A common eBay/PayPal scam and what to do if you’re the victim

Posted on August 7, 2013

Another case of the volatility of the eBay/PayPal environment:

The scenario: A relatively inexperienced seller lists an iPhone 5 on eBay. About 25 minutes before the auction is due to end, the seller receives a phone call from a bidder, who asks if he can come and collect the item in person in the event of winning the auction.

The seller then contacts eBay by phone, (having been slightly worried at the fact that the bidder could get his contact number), asks whether it will be safe to have the item collected in person or whether this will cause an issue with the transaction, and is told there would be no problems.

So the seller receives the payment, arranges to meet the buyer in person to hand over the item sold and the deal is completed; the funds (hundreds of dollars) are in the seller’s PayPal account and they duly transfer it into their bank account.  The next morning however the seller receives an email from PayPal saying there is a payment reversal under investigation involving their transaction.  On logging into their PayPal account they see that the funds are several hundred dollars into the negative; the payment has been charged back out of their account.

It ultimately transpires that the seller has been the victim of a fairly common fraudulent practice employed through eBay/PayPal.  On looking at the buyer’s details, the seller finds that their eBay/PayPal account details are conflicting; either the eBay or PayPal account was fraudulently hacked and used to buy the item, the scammer arranged to collect in person having paid with someone else’s money, and the seller ends up without the item and with a negative balance on their PayPal account once the costs have been charged back from them.  So after PayPal’s final resolution of the issue, the seller is being compelled to pay the cost to restore their account to zero.  On top of this, fairly soon the seller has PayPal calling them up and ordering them to restore the balance, threatening to set a debt collection agency onto them.
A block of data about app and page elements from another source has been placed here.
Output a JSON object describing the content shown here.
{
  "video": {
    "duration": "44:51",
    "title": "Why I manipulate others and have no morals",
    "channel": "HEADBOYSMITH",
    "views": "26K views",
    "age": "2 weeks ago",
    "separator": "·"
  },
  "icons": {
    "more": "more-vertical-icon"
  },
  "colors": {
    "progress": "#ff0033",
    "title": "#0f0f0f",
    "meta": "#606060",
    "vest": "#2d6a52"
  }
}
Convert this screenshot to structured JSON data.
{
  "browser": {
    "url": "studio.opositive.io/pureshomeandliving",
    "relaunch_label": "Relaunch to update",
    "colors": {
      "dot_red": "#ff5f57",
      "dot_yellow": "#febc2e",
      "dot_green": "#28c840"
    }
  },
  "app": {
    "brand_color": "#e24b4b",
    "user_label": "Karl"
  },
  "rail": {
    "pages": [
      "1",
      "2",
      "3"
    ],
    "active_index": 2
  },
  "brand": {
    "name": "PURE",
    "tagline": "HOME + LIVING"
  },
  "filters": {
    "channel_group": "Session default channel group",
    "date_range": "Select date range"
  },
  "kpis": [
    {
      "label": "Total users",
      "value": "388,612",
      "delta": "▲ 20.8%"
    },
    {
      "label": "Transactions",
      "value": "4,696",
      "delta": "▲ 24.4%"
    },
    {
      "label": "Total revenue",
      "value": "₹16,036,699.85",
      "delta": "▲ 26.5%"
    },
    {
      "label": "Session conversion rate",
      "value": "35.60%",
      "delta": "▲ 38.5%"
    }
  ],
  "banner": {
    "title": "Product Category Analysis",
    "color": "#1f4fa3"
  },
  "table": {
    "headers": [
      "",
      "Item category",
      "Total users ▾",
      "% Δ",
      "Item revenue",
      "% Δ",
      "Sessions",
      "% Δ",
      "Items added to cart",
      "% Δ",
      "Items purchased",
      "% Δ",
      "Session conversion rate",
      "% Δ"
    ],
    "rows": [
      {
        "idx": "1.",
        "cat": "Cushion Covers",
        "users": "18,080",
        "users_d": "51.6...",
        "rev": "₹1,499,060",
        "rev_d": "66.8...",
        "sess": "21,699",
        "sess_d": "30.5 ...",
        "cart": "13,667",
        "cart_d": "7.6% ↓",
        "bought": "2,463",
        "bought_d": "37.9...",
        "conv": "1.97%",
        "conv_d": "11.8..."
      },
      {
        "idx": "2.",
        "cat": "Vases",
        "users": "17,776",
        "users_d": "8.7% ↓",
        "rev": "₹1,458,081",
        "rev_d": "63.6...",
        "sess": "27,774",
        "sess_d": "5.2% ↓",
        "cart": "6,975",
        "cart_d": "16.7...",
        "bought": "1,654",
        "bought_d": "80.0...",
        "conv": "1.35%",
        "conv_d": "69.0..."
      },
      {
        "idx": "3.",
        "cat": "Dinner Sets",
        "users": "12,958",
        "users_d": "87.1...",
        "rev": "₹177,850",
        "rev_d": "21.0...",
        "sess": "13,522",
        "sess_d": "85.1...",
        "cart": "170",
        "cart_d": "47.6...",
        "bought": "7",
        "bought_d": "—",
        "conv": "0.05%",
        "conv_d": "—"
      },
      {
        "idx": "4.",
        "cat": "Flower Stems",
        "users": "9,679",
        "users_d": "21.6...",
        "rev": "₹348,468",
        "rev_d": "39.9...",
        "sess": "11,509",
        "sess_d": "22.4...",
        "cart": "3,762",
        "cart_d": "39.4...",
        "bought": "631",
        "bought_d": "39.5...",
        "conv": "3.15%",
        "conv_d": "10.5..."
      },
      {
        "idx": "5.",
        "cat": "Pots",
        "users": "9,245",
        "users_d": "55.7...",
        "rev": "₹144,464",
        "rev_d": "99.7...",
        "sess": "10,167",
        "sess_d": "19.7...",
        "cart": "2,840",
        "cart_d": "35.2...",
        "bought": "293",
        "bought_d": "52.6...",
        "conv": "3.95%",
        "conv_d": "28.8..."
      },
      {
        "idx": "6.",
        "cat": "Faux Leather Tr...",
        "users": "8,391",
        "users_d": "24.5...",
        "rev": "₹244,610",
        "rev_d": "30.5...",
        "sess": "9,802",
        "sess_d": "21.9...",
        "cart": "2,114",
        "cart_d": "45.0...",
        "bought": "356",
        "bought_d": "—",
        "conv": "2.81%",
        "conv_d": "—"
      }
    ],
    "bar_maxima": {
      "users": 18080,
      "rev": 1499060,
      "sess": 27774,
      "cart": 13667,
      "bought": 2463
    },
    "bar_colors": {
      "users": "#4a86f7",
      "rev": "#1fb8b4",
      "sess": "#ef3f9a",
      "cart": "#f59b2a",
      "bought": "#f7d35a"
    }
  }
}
Shared on: http://www.consumeractiongroup.co.uk/forum/forum.php

The problem here is that with the eBay/PayPal platform, you as the seller are effectively ‘on your own’ if you become the victim of fraud in this way, there is no real protection from a scam like this, and it seems to be a fairly common occurrence.

Additional problem you may face in this situation: PayPal may try to restore the balance using another payment method, so if you have any other bank accounts associated with your PayPal account, ideally you would want to remove them.  PayPal, however, will probably not let you do this if your account balance is negative.

What you can do in this situation:

The seller should contact the police and tell them they have been the victim of fraud, obtaining a crime reference number in the process.  The seller should then send an email to PayPal explaining the situation, citing the crime reference number.  All correspondence with PayPal should be retained against the possibility of a court action in future.

When PayPal are continually calling up to harass the seller over the negative balance, they should tell the person at the other end that they want only to deal with this issue in writing, so via email.  This is because again they need that paper trail to demonstrate that they are the victim of fraud and they have proved as much to PayPal, who continue to harass them to get them, the individual seller or small business owner, to take the brunt of it.

 

The FizzPay solution: Receive payments by direct transfer with complete security.  We check out the buyer and their finances, we refund the buyer if anything goes wrong, so the seller has no reason to worry about sudden chargebacks or associated risks.